Here is a specific question that I am sure many school archivists handle on a regular basis. At a school, there are t-shirts for every sport, usually for major events or anniversaries, or perhaps an annual t-shirt for an ongoing program. For legal or administrative purposes, there’s no reason to keep them, yet at least once a month I receive a call saying, “I just cleaned out my office/house…do you want this stuff?”
This discussion could apply to most textiles available at a school archives: ballgowns (in our case “May Day” dresses), athletic jackets of various sorts, t-shirts, sweatshirts, cheerleading uniforms, choral dresses, and so on. How do you go about developing guidelines so that you can safely say, “That’s lovely, but we don’t need to keep it”?
Here is where your collection development policy comes into play. Without it, you don’t have a good reason to reject items for inclusion in the archives. Your collection policy should answer the following questions:
- Is it on the list of permanently retained items?
- Do we have it already?
- Is it unique?
- Was it owned by someone significant in the history of the school?
- What is the physical condition of the object?
- How many copies of said item will we retain within the archives?
- What will we do with items not designated for inclusion within the archives?
While we are not collecting every t-shirt created on campus, we certainly keep t-shirts such as those commemorating the anniversaries and significant events on campus. I have placed textiles in exhibits, utilizing mannequins borrowed from the school bookstore to great success–viewers enjoy seeing the 3-D objects just as much as the photographs or newspapers being displayed. The younger students also seem to connect more readily to the textiles than the photographs when I speak to classes on archives and research.
I’d love to see some examples of your collection development policies which include textiles, or to hear from those school archivists who are actively collecting textiles.
Examples of Collection Development Policies which include textiles:
- Georgia Tech Archives and Records Management [PDF]: Mentions the types of formats collected as well as the subject areas.
- Harvard University Archives: Includes T-shirts under “promotional” material in the university collection.
- Heriot Watt University Museum and Archives [PDF]: Detailed collection policy, including overall responsibilities and disposal.
Further Reading on textiles in archives:
- Collecting Textiles: Is it worth it? (from the Journal For The Society of North Carolina Archivists, 2013)
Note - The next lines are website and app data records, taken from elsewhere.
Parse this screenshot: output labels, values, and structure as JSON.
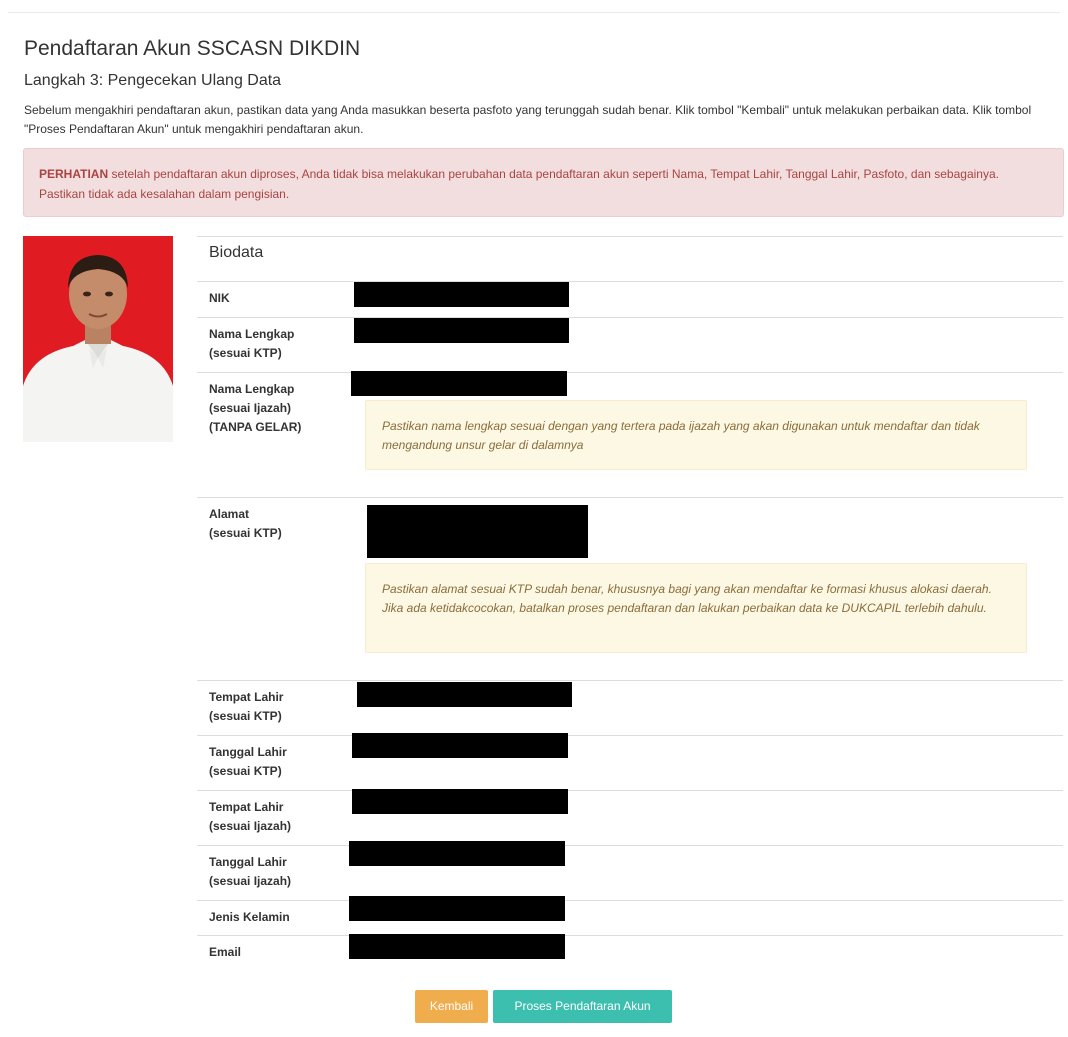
{
  "page": {
    "title": "Pendaftaran Akun SSCASN DIKDIN",
    "step_title": "Langkah 3: Pengecekan Ulang Data",
    "intro": "Sebelum mengakhiri pendaftaran akun, pastikan data yang Anda masukkan beserta pasfoto yang terunggah sudah benar. Klik tombol \"Kembali\" untuk melakukan perbaikan data. Klik tombol \"Proses Pendaftaran Akun\" untuk mengakhiri pendaftaran akun."
  },
  "alert": {
    "strong": "PERHATIAN",
    "text": " setelah pendaftaran akun diproses, Anda tidak bisa melakukan perubahan data pendaftaran akun seperti Nama, Tempat Lahir, Tanggal Lahir, Pasfoto, dan sebagainya. Pastikan tidak ada kesalahan dalam pengisian."
  },
  "biodata": {
    "heading": "Biodata",
    "fields": [
      {
        "label_1": "NIK",
        "label_2": "",
        "label_3": "",
        "value": ""
      },
      {
        "label_1": "Nama Lengkap",
        "label_2": "(sesuai KTP)",
        "label_3": "",
        "value": ""
      },
      {
        "label_1": "Nama Lengkap",
        "label_2": "(sesuai Ijazah)",
        "label_3": "(TANPA GELAR)",
        "value": ""
      },
      {
        "label_1": "Alamat",
        "label_2": "(sesuai KTP)",
        "label_3": "",
        "value": ""
      },
      {
        "label_1": "Tempat Lahir",
        "label_2": "(sesuai KTP)",
        "label_3": "",
        "value": ""
      },
      {
        "label_1": "Tanggal Lahir",
        "label_2": "(sesuai KTP)",
        "label_3": "",
        "value": ""
      },
      {
        "label_1": "Tempat Lahir",
        "label_2": "(sesuai Ijazah)",
        "label_3": "",
        "value": ""
      },
      {
        "label_1": "Tanggal Lahir",
        "label_2": "(sesuai Ijazah)",
        "label_3": "",
        "value": ""
      },
      {
        "label_1": "Jenis Kelamin",
        "label_2": "",
        "label_3": "",
        "value": ""
      },
      {
        "label_1": "Email",
        "label_2": "",
        "label_3": "",
        "value": ""
      }
    ],
    "name_note": "Pastikan nama lengkap sesuai dengan yang tertera pada ijazah yang akan digunakan untuk mendaftar dan tidak mengandung unsur gelar di dalamnya",
    "address_note": "Pastikan alamat sesuai KTP sudah benar, khususnya bagi yang akan mendaftar ke formasi khusus alokasi daerah. Jika ada ketidakcocokan, batalkan proses pendaftaran dan lakukan perbaikan data ke DUKCAPIL terlebih dahulu."
  },
  "buttons": {
    "back": "Kembali",
    "submit": "Proses Pendaftaran Akun"
  },
  "colors": {
    "danger_bg": "#f2dede",
    "danger_text": "#a94442",
    "warning_bg": "#fcf8e3",
    "warning_text": "#8a6d3b",
    "back_button": "#f0ad4e",
    "submit_button": "#3cbfae",
    "photo_background": "#e01b22"
  }
}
- Guidelines for the Care of Textiles (Developed by The Textile Museum in Washington, DC)
- Curatorial Care of Textiles (from the National Park Service)
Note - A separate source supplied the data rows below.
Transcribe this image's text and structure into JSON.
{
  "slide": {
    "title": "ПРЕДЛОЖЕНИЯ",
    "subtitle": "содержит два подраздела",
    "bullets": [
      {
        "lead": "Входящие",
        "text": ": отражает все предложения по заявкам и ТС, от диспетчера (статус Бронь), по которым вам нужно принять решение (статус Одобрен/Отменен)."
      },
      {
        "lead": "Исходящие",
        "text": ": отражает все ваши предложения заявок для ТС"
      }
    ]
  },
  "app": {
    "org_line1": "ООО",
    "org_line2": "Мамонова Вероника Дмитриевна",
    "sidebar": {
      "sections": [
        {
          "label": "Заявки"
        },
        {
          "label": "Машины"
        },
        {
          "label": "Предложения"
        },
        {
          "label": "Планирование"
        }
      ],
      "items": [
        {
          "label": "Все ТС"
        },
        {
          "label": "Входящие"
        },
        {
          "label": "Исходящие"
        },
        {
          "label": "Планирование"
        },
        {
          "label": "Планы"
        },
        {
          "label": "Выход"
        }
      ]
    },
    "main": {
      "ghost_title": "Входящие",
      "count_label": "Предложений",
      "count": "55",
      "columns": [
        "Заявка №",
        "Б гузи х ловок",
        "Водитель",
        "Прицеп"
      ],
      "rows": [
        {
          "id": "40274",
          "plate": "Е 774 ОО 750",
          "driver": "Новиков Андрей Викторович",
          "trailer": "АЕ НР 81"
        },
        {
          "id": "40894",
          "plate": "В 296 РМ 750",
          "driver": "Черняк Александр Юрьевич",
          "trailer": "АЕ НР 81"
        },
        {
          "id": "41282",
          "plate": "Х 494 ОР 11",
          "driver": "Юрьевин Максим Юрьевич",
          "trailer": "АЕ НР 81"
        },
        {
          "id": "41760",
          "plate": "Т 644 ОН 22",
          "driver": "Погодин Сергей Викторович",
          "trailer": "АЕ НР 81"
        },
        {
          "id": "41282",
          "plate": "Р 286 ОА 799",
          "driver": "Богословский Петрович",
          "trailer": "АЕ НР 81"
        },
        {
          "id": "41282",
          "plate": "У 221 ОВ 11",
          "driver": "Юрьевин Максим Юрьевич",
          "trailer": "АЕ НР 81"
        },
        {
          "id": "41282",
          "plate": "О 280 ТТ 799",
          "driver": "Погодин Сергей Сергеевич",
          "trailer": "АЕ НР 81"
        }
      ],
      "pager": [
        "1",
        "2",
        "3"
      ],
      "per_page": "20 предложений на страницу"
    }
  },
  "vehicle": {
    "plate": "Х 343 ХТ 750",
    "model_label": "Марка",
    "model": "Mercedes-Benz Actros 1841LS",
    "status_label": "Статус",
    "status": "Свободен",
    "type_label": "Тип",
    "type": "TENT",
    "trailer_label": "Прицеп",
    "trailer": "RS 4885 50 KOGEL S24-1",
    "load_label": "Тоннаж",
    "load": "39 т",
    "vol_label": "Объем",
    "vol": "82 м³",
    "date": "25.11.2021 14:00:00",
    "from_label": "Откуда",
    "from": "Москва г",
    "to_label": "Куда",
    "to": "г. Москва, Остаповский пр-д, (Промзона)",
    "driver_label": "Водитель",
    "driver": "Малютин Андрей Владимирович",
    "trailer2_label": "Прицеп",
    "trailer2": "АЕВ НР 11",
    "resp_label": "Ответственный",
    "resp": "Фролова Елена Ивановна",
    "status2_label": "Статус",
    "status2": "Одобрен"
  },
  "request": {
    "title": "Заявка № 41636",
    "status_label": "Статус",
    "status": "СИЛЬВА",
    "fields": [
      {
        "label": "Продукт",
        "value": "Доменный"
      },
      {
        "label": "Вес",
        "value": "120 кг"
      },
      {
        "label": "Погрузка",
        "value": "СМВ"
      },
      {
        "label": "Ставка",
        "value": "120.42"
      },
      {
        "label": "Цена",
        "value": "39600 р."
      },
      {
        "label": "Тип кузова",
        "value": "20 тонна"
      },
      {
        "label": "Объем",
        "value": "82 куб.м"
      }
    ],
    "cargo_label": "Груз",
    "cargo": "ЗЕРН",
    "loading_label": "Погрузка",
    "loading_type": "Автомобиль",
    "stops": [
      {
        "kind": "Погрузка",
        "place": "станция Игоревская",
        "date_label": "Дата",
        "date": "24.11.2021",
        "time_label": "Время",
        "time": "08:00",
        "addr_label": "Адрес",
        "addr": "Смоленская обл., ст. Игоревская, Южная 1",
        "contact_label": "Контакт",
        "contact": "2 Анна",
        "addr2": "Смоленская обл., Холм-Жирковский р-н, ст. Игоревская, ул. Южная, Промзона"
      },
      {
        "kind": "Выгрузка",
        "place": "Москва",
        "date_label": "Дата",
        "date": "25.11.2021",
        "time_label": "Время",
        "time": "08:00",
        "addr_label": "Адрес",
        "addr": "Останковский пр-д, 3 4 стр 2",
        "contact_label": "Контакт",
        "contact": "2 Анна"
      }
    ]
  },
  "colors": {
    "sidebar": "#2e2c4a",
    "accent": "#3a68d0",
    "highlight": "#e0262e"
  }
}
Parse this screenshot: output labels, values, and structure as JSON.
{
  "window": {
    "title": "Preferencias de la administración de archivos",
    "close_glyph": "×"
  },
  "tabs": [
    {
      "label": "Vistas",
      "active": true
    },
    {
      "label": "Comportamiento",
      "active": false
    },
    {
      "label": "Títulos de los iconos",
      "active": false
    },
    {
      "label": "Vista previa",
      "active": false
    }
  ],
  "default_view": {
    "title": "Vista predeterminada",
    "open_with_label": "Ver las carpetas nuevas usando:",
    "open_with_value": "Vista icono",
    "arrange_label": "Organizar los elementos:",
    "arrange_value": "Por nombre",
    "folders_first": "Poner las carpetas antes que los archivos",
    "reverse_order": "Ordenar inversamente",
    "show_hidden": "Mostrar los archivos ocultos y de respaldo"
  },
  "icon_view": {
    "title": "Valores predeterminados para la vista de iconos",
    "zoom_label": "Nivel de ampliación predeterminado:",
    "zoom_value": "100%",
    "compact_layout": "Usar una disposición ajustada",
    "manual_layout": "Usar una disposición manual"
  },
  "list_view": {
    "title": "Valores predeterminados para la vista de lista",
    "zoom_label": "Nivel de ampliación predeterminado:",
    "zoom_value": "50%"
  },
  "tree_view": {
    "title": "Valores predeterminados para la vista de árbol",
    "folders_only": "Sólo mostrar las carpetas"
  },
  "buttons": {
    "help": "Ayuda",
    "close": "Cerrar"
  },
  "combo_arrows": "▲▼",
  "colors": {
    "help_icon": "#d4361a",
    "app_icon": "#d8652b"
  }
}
- Care of Textiles (Connecting to Collections Online Community)